EXERCISE AIM: Find the word "JSON" in the data, then copy each line where it is found.

MATERIAL PROVIDED:
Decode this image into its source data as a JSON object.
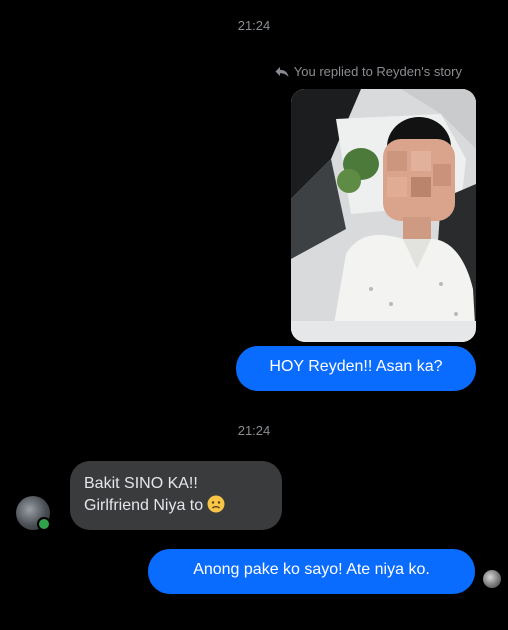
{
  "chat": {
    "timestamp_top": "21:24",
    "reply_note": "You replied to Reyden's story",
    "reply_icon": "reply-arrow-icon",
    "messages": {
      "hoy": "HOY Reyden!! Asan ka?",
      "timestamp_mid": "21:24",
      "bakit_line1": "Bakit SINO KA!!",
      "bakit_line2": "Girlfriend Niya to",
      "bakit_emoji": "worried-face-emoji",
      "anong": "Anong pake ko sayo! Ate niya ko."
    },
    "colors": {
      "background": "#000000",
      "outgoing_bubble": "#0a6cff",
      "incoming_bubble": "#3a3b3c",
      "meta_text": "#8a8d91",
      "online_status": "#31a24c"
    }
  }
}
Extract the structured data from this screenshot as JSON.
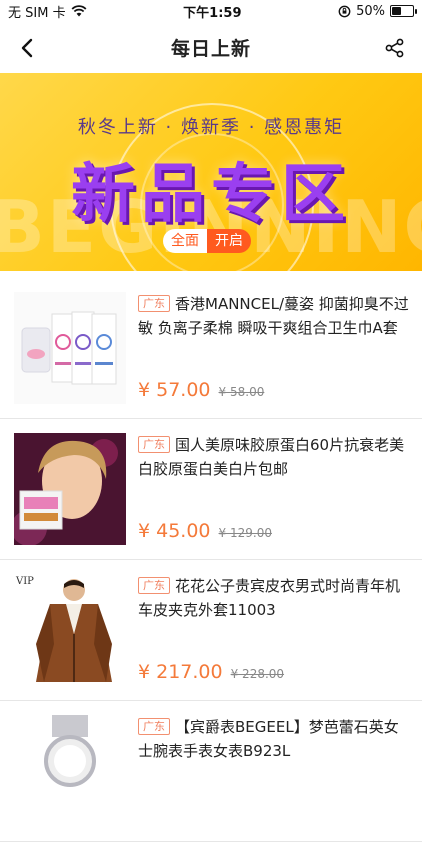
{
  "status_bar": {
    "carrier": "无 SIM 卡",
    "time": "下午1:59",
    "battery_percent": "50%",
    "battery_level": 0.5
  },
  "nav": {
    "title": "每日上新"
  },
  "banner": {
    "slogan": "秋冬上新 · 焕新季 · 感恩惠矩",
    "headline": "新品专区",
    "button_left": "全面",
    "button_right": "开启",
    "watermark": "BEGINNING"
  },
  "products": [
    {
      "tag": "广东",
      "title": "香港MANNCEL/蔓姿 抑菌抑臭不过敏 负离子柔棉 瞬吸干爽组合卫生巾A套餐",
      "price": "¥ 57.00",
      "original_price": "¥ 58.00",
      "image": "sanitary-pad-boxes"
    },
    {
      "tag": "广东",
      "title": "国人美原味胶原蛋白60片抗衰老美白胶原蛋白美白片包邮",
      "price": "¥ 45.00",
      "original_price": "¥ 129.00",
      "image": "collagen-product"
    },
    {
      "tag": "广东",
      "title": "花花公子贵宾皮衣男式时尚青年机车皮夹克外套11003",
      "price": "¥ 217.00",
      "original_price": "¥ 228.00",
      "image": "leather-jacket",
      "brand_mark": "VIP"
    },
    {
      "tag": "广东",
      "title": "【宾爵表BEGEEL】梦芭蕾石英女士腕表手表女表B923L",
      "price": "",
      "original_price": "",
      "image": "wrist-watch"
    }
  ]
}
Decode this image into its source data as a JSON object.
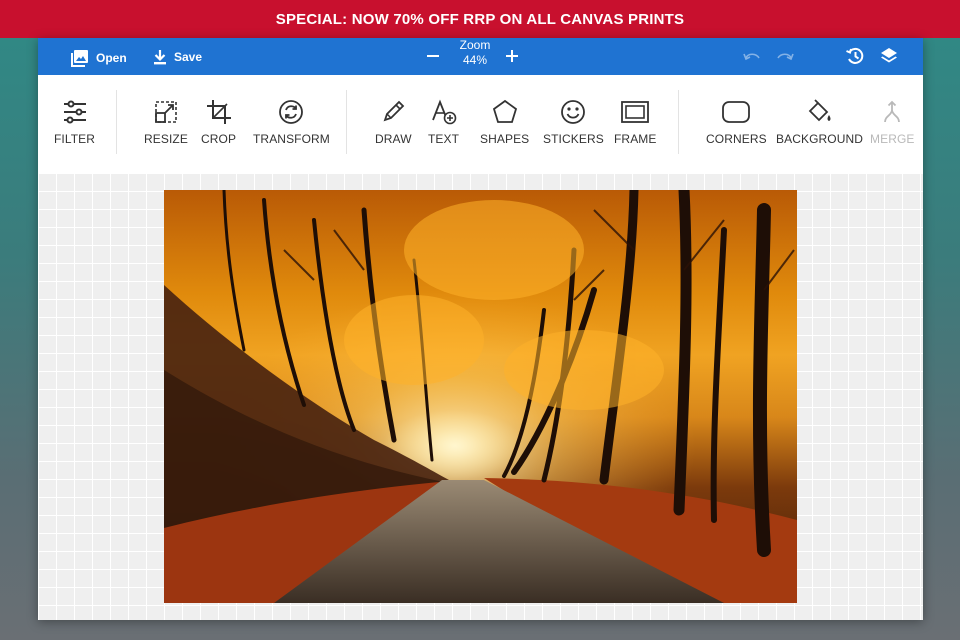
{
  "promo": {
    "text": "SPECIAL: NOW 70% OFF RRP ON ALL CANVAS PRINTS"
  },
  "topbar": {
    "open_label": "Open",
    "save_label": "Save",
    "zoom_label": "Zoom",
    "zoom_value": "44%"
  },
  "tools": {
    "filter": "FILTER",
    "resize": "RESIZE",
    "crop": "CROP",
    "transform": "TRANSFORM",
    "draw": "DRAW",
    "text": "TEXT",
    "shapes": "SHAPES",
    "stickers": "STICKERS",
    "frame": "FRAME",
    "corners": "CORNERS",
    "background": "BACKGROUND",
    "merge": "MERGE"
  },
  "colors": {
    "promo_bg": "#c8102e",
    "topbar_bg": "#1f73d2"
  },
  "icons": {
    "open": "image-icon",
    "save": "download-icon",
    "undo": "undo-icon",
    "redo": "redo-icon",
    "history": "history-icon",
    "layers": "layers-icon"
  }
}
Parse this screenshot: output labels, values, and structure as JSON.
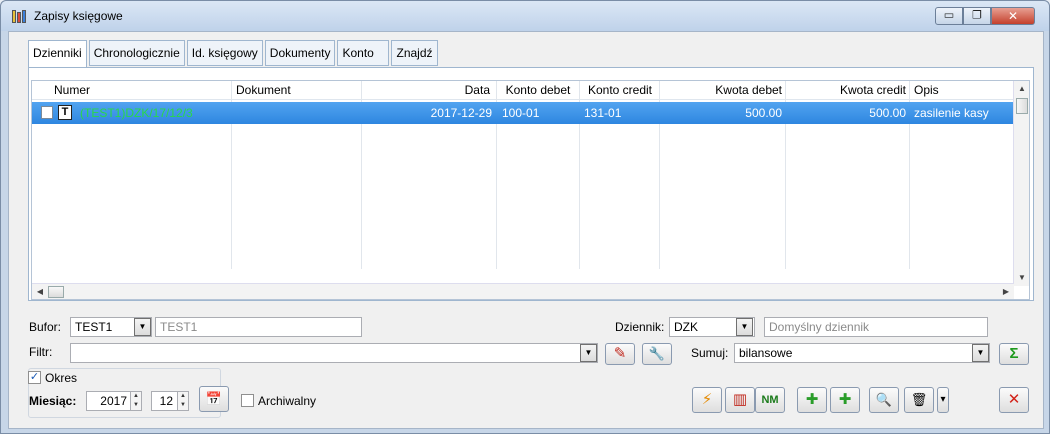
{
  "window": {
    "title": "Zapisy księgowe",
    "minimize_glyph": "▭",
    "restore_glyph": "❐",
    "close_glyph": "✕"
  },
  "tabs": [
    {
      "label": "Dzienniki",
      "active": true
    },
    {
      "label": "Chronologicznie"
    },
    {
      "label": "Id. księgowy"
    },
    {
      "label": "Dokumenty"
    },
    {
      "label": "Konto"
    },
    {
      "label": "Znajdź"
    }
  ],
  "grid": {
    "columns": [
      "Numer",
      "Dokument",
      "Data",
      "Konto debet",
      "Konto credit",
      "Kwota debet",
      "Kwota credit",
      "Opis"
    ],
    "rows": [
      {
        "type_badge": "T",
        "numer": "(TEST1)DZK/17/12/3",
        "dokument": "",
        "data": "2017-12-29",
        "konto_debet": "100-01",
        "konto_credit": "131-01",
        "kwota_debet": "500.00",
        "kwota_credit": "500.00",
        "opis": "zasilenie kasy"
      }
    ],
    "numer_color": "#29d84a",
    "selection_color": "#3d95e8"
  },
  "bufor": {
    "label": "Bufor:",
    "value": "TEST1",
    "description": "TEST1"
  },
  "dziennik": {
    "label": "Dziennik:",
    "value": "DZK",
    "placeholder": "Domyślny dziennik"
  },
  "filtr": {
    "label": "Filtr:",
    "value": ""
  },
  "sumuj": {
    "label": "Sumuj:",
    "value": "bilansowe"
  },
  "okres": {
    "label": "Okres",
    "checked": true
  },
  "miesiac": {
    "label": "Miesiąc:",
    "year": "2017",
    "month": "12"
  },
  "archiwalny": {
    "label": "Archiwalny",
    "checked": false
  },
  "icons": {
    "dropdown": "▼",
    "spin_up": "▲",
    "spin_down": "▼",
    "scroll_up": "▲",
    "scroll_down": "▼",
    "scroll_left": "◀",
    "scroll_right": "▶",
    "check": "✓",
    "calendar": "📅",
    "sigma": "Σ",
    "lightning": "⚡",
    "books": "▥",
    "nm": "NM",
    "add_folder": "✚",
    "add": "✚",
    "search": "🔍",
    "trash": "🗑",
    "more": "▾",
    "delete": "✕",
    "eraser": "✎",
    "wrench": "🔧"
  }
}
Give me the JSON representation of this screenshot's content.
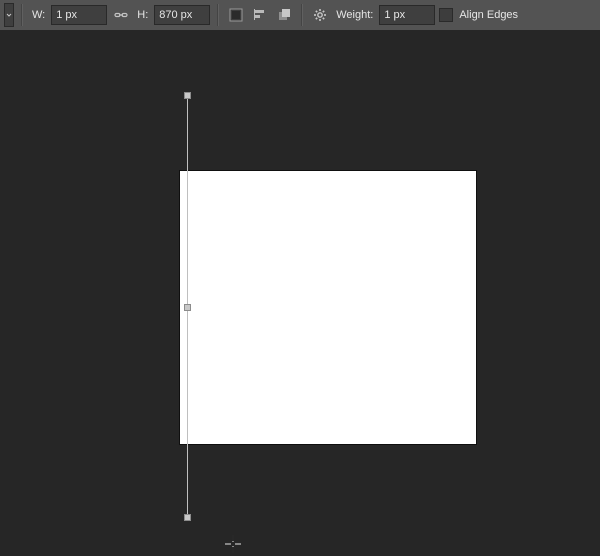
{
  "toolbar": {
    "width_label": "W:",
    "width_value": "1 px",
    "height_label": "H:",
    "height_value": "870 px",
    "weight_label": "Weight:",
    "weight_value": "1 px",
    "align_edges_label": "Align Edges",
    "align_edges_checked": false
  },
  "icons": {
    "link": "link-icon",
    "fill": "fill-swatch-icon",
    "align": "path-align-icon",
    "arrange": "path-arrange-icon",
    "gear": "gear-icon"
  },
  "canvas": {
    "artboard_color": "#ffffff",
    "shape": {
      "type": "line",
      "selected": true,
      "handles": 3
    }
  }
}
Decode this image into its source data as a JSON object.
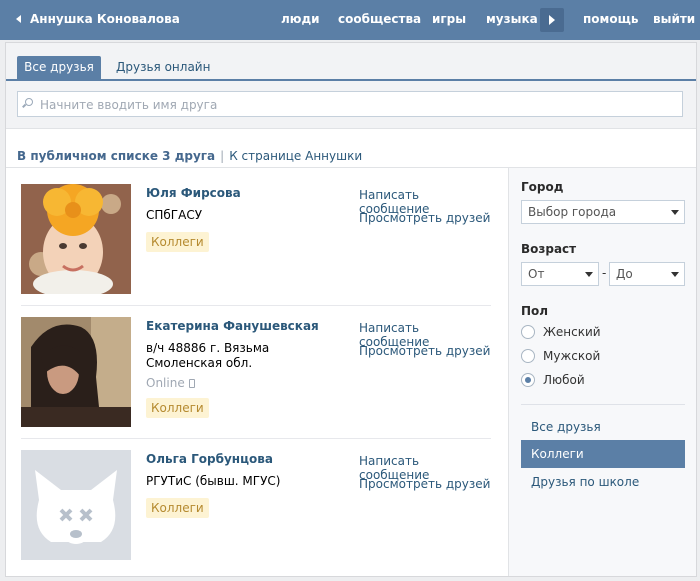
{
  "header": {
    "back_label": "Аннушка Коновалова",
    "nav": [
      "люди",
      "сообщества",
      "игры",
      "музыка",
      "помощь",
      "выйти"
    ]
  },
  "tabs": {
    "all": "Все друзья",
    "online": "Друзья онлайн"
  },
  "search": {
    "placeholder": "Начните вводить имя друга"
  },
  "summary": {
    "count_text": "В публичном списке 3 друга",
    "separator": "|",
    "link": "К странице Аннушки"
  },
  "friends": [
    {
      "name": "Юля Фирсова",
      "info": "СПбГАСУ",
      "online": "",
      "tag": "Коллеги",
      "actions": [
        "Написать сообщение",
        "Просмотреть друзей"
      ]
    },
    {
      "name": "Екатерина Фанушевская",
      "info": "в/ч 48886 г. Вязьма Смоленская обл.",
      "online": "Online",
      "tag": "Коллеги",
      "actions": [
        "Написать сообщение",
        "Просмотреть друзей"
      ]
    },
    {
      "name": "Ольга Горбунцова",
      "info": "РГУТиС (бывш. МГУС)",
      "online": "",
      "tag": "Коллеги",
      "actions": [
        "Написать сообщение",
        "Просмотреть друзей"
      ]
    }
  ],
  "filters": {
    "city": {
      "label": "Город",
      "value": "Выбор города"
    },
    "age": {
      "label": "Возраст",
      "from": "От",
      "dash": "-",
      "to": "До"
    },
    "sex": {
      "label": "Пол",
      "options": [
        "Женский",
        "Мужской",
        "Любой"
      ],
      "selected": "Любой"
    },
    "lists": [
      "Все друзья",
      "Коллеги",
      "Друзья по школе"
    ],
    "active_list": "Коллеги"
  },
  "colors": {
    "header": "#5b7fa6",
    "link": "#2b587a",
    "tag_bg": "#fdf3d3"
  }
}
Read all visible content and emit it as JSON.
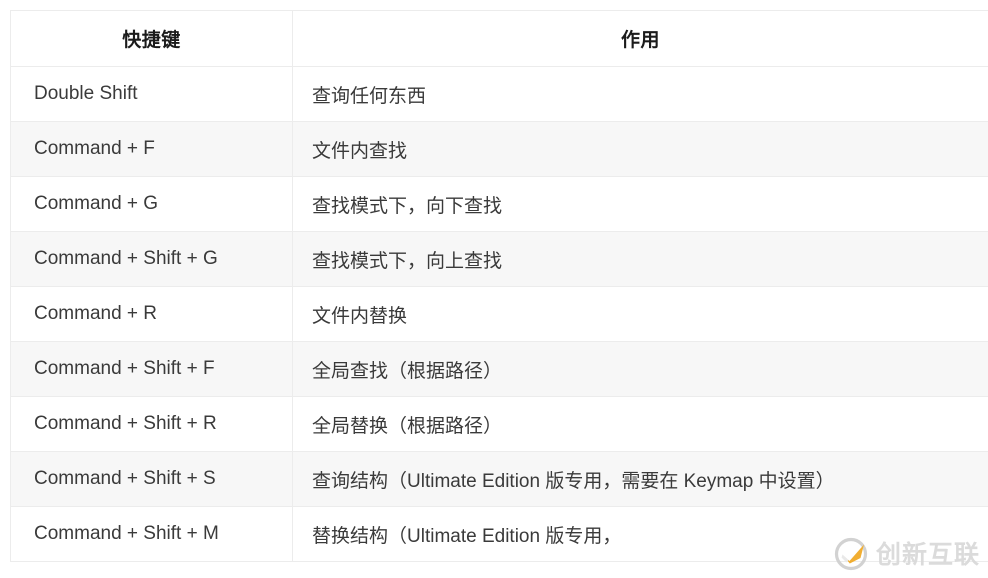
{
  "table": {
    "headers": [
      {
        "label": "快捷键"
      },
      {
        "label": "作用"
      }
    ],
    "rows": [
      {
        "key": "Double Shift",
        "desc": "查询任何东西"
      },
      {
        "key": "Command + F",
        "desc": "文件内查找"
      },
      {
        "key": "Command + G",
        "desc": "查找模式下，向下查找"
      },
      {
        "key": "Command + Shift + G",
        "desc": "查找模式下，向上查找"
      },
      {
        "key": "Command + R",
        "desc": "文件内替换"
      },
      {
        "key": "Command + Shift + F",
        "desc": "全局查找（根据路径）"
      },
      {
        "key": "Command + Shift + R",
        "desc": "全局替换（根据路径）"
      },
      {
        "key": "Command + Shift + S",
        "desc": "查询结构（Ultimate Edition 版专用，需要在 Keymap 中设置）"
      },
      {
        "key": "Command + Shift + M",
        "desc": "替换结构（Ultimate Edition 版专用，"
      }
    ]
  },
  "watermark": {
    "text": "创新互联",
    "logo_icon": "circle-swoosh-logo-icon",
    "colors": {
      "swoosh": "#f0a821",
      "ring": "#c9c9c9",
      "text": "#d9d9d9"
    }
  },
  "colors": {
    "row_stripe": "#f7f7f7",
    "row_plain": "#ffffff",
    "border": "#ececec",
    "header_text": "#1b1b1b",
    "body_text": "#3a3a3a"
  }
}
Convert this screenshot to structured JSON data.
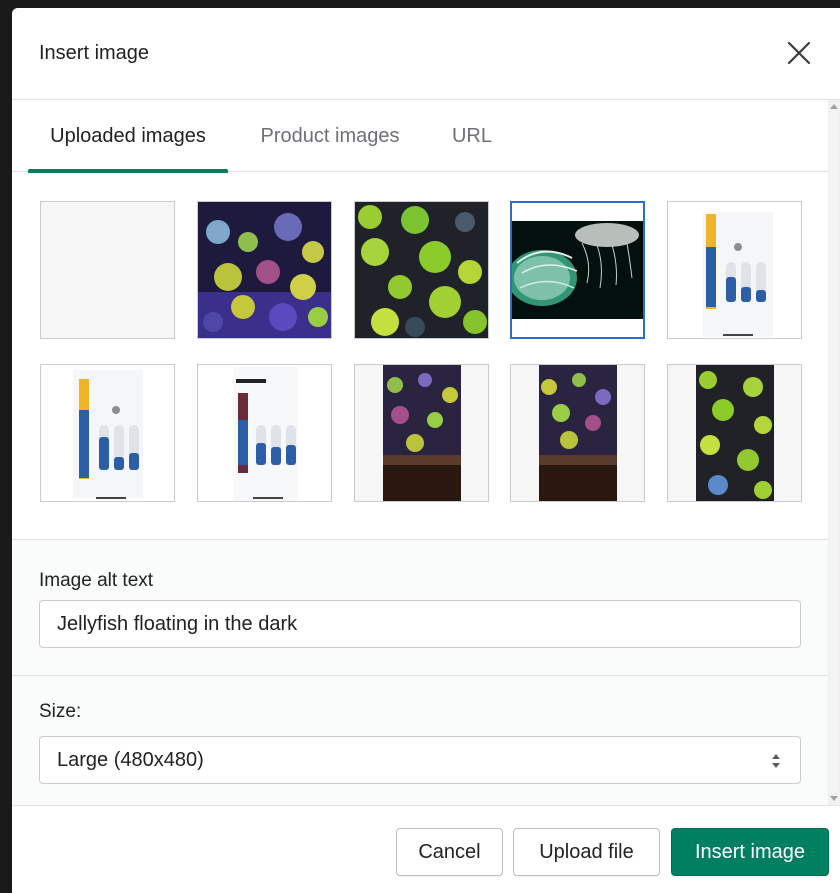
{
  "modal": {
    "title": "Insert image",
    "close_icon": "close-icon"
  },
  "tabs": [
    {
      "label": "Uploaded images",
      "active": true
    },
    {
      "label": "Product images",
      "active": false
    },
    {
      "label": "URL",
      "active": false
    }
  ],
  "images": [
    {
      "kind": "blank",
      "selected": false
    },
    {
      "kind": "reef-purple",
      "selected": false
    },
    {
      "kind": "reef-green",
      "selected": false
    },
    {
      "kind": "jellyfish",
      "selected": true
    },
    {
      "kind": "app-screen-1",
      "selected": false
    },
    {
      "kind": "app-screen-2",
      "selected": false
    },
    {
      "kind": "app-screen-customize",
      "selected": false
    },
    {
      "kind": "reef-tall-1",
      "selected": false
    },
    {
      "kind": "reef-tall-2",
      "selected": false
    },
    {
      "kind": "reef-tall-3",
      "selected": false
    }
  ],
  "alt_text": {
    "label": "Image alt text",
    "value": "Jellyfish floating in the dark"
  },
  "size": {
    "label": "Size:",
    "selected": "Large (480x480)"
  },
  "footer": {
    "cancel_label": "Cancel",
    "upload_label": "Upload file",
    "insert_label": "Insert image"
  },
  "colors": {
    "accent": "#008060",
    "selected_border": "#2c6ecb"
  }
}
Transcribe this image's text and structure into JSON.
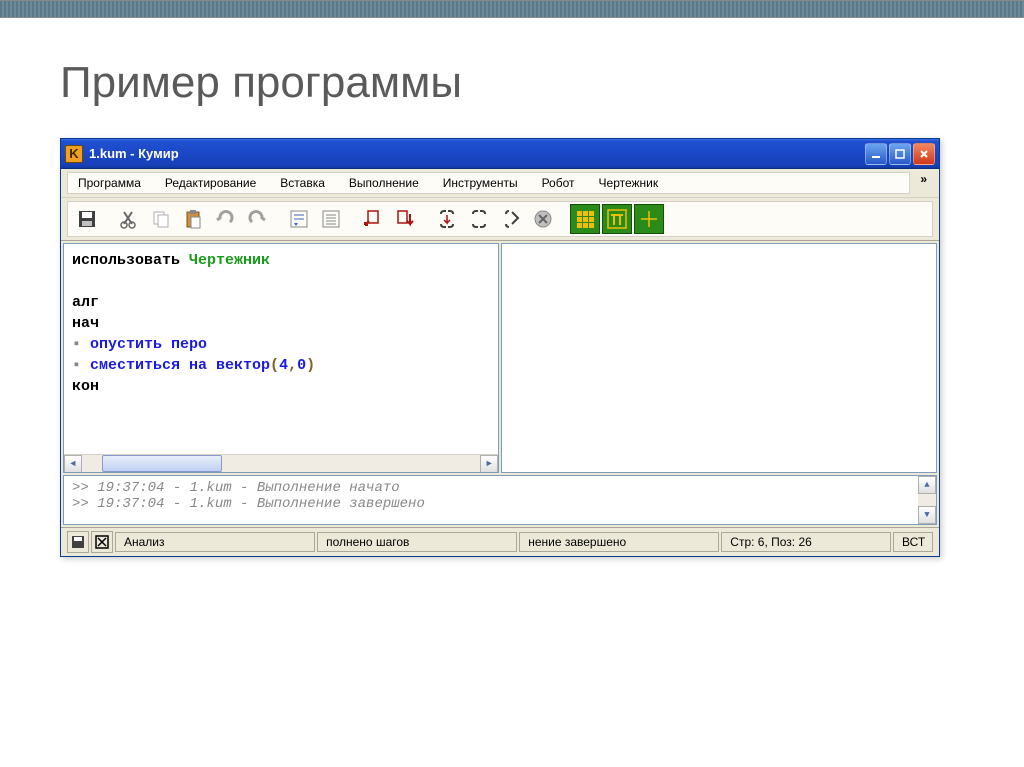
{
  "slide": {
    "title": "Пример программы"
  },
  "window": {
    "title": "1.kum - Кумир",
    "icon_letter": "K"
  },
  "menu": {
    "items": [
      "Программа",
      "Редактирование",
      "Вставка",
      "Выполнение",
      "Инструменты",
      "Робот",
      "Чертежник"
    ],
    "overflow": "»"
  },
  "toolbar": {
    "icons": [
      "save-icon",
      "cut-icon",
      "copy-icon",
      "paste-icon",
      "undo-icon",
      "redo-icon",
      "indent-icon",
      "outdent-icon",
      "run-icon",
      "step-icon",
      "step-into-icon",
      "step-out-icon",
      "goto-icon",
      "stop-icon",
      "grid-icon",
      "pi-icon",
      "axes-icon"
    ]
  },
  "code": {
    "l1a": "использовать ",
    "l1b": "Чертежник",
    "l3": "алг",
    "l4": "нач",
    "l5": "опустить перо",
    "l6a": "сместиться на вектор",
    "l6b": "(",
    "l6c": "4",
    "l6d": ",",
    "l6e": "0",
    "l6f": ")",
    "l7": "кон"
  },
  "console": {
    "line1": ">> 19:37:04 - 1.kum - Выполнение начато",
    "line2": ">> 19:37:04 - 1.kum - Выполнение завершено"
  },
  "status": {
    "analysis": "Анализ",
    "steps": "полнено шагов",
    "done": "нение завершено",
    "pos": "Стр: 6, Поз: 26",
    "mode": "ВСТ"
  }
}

ANSWER TO THIS TASK:
Decode this image into its source data as a JSON object.
Extract the structured data from this screenshot as JSON.
Decode this image into its source data as a JSON object.
Parse this screenshot: output labels, values, and structure as JSON.
Give me the JSON representation of this screenshot's content.
Decode this image into its source data as a JSON object.
Read all visible content and emit it as JSON.
Convert this screenshot to structured JSON data.
Transcribe this image's text and structure into JSON.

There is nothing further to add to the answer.